My dissertation historicizes and unsettles the concept of user-friendliness. This concept emerged from the field of interface design, but it has spread into digital writing pedagogy and practice, where I hope to intervene. Drawing on software studies, feminist theory, and new materialism, my dissertation argues that the deliberate disappearance of digital materiality, encouraged by revenue-generating innovations like Facebook’s “frictionless sharing” and Amazon’s “one-click buying,” is detrimental to inventive practice in new media.

The first section of my project demonstrates that to privilege user-friendliness is to enforce a misunderstanding of software code, which is and has always been error-prone and durably material. Building on recent contributions to media history, I position the turn to affordable interactive computing in the 1960s as a transformative shift in values within the field of computer science and the larger computer industry. Prior to this shift—during World War II and the decade following—computers were primarily number-crunchers complete with nests of wires, crews of (often female) attendants, and stacks of punched cards. Gradually, the development of operating systems and graphical interfaces took technical functionality out of the human user’s field of vision, replacing it with symbolic representations (icons, text boxes, buttons) of actions and objects. The principle of immateriality as a user experience emerged.

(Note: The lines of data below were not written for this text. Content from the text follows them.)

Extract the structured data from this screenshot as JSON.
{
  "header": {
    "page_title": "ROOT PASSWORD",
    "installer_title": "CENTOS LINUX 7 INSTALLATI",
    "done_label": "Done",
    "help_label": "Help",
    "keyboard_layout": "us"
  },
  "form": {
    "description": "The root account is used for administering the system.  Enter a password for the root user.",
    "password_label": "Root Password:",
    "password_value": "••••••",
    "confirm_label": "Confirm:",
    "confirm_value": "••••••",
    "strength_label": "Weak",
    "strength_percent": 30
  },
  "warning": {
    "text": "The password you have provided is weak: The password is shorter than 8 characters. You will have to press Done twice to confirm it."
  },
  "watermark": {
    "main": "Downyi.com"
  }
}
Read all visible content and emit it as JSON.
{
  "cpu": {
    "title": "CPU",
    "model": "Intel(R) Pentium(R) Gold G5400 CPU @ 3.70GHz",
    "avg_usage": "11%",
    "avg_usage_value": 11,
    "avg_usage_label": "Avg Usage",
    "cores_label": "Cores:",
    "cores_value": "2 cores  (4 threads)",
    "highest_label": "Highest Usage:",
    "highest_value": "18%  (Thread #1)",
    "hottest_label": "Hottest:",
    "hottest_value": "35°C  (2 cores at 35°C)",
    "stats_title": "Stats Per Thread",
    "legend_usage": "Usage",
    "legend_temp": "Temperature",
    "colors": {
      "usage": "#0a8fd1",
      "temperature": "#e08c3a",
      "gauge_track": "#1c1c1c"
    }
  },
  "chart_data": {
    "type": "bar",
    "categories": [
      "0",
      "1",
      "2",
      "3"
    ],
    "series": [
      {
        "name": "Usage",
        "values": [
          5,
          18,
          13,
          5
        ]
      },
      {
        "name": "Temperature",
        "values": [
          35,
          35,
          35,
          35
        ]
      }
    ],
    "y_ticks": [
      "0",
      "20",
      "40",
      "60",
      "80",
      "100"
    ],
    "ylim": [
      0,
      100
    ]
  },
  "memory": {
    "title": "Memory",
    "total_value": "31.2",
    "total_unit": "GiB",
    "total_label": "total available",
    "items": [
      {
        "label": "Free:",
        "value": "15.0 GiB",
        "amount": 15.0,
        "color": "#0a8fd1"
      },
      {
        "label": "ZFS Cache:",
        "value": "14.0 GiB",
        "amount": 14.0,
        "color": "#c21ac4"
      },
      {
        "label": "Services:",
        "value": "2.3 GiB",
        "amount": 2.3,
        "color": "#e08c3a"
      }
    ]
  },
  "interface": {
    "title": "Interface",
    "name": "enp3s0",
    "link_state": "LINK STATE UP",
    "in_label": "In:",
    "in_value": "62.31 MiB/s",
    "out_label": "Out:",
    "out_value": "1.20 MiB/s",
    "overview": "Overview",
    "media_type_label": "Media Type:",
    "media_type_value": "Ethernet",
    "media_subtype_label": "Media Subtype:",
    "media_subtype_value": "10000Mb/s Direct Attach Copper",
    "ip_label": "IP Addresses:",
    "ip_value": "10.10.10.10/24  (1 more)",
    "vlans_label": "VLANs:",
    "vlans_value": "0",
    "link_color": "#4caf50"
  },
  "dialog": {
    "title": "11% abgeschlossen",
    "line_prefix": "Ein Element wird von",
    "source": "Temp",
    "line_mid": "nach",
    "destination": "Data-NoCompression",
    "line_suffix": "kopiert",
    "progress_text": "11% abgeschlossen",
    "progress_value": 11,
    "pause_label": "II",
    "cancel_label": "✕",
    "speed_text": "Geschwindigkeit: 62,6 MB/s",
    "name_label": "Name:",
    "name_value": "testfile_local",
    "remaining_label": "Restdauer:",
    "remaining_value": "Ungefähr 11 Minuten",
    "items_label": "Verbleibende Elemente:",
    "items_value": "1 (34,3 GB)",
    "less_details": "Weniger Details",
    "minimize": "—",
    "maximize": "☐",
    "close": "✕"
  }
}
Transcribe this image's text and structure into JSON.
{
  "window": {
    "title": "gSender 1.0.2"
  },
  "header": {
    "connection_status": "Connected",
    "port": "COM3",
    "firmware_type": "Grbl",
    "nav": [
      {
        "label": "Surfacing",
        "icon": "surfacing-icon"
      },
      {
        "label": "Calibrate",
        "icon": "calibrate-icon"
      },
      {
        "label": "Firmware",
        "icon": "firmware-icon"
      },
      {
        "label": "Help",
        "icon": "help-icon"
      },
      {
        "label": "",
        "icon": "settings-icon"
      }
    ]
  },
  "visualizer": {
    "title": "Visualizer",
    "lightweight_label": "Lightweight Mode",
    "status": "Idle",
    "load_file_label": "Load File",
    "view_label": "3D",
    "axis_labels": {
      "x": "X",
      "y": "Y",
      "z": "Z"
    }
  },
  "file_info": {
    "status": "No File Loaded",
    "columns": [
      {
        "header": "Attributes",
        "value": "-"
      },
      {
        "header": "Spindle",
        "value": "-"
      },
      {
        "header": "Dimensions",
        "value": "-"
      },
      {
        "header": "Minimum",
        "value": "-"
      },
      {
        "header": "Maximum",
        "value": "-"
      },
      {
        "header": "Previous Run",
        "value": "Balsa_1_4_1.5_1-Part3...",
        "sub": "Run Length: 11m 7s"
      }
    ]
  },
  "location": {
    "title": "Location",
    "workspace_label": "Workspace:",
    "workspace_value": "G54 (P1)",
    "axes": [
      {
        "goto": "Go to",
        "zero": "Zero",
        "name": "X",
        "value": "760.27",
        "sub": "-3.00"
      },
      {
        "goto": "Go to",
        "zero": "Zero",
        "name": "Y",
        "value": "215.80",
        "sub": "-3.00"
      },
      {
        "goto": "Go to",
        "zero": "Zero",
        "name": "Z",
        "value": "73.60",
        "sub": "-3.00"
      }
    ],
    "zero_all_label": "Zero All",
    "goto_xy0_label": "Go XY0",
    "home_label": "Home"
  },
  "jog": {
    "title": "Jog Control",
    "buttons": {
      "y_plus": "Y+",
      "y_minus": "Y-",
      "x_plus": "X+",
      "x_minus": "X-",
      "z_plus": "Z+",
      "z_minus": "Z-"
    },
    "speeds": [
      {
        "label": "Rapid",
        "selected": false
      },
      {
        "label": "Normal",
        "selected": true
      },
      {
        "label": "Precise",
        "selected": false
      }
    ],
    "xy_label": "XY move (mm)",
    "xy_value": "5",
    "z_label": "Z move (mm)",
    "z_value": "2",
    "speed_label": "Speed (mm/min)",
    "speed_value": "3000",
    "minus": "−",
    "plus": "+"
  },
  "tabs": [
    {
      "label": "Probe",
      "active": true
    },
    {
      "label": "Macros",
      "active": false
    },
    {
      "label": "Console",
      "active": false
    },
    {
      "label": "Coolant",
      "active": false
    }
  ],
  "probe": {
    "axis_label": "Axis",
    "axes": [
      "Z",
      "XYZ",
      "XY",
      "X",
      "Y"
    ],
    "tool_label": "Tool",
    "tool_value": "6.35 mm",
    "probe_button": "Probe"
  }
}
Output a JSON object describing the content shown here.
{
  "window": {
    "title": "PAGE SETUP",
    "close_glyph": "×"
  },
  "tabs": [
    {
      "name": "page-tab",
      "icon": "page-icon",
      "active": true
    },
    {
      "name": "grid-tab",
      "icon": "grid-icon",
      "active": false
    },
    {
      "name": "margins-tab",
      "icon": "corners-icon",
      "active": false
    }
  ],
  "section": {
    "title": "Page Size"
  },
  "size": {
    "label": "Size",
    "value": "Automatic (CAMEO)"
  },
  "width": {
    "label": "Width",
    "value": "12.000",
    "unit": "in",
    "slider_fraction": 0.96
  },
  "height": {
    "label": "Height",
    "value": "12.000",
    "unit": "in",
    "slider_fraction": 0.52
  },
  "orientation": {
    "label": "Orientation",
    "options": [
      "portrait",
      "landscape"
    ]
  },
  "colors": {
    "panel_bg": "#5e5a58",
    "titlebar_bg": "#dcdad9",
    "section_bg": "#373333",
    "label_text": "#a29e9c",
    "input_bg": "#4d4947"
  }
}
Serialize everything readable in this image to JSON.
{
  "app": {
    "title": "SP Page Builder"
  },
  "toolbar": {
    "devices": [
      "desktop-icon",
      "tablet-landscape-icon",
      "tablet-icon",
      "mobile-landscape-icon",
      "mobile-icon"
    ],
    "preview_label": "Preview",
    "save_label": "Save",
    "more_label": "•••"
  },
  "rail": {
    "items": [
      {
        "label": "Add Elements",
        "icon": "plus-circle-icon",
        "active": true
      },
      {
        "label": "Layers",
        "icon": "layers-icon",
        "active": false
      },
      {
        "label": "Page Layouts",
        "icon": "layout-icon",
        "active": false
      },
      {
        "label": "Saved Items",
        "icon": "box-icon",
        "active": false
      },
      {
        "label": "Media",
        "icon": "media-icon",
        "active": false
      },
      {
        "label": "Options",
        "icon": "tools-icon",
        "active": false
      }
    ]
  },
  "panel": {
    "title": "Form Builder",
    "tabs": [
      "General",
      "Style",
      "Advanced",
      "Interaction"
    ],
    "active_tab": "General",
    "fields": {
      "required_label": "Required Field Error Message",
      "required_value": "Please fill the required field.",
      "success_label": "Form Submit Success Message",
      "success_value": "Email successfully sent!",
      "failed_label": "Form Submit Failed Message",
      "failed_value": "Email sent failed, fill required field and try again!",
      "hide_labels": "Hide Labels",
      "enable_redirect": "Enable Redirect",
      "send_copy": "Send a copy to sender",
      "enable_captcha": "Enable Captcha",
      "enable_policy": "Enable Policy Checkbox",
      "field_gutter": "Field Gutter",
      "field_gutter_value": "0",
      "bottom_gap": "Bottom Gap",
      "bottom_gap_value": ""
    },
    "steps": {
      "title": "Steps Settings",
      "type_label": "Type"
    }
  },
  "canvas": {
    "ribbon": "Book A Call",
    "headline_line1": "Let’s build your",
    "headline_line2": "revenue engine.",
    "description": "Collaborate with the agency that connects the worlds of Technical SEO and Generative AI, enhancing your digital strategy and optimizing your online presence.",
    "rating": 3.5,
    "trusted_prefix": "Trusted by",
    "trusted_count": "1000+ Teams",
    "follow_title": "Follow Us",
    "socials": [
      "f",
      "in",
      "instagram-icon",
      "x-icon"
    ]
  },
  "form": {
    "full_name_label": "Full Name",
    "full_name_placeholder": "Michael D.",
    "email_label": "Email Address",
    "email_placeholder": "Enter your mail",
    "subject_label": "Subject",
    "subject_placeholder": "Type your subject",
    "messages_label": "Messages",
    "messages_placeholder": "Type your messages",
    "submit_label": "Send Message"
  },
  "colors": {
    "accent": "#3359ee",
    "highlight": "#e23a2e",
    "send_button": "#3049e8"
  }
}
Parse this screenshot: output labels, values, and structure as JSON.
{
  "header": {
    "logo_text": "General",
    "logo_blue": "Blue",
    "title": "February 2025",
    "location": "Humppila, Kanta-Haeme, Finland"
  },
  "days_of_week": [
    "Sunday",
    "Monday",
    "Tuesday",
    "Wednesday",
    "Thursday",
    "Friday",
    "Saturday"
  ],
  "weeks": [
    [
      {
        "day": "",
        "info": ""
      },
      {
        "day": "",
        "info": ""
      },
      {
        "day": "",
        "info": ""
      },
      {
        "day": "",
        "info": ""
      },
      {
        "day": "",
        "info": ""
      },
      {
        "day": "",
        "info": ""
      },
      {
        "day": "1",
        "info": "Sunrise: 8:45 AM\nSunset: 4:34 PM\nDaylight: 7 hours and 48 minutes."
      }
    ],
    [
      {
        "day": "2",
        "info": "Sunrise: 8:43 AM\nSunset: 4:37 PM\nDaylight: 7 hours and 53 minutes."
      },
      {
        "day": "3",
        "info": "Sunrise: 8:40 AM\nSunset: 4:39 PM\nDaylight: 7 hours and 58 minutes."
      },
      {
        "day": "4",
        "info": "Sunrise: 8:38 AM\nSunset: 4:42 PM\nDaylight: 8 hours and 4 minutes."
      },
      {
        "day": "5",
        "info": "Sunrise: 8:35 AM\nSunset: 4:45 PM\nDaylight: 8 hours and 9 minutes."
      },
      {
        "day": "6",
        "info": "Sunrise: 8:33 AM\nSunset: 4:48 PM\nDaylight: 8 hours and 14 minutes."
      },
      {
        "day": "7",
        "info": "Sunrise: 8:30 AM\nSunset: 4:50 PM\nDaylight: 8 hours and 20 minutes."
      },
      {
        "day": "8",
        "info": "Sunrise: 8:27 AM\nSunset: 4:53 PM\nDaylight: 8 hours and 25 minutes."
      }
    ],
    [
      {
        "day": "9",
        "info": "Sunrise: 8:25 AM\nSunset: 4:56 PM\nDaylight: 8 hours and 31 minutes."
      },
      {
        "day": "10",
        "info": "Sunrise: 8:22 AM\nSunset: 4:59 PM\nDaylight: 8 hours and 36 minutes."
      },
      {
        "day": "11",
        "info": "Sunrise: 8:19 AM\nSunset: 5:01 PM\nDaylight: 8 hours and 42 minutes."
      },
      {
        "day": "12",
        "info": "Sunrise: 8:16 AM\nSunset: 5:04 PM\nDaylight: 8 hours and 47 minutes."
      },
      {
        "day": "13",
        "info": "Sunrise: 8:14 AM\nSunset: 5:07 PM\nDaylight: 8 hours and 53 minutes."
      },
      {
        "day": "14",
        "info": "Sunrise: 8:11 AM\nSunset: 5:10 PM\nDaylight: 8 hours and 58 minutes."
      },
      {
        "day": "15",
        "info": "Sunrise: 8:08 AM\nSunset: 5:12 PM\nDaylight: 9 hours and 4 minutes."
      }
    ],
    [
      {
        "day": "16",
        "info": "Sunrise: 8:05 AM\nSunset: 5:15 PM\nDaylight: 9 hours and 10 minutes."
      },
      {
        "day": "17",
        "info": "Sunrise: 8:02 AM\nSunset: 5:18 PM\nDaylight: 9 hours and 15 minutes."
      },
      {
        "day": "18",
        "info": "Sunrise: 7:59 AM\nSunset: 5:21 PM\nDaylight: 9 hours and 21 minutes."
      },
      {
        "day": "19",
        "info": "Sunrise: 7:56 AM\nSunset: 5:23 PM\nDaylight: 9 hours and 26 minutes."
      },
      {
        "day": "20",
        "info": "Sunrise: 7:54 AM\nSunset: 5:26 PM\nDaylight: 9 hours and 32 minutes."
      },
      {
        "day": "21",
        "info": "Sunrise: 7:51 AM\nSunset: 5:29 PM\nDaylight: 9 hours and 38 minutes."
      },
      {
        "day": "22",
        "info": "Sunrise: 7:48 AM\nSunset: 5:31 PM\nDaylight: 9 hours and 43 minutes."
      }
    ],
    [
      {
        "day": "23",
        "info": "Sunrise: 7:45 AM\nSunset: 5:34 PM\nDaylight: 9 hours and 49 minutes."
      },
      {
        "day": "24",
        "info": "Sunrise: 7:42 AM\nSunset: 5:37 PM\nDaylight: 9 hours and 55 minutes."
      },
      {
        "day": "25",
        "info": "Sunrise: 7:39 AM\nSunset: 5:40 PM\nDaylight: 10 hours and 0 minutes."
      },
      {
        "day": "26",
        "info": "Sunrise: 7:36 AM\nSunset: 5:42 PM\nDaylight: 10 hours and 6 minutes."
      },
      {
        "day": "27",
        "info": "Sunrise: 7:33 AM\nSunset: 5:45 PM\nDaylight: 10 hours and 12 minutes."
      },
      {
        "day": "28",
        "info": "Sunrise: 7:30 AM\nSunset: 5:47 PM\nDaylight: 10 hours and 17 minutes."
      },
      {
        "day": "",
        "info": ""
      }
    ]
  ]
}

Having laid this historical groundwork, I then turn to my area of concern: writing studies in the 21st century. In the second section of my dissertation, I argue that rhetoric of user-friendliness encourages writers of all kinds to look for readymade composing surfaces and necessarily avoid frustration or difficulty. I use Jane Bennett’s notion of antimaterialism (2010) to help me illustrate experiential examples of how this hierarchical relationship to technology actively devalues ways that computers shape what is possible in writing and how that writing happens in a network of actors. When antimaterialism moves from interface design to the writing classroom or new media studio, lost is the rewarding encounter with the rough edged energy and difficulty of not only language, but also the stuff of composing.

The final section offers some correctives to user-friendly ideology. My approach in this section is to find alternatives to the strong, individualist agency that inheres within the figure of a purposeful user. Thus, I theorize feminist forms of writing that neglect values of control and coherency: the experimental metafiction of Gertrude Stein and Virginia Woolf; web-based glitch art and poetry; and source code of the Dreamwidth online journal platform. These texts disclose a heuristic for revising the relationship between users and writing technologies (screen- and paper-based) to be a more contemplative and open-minded one.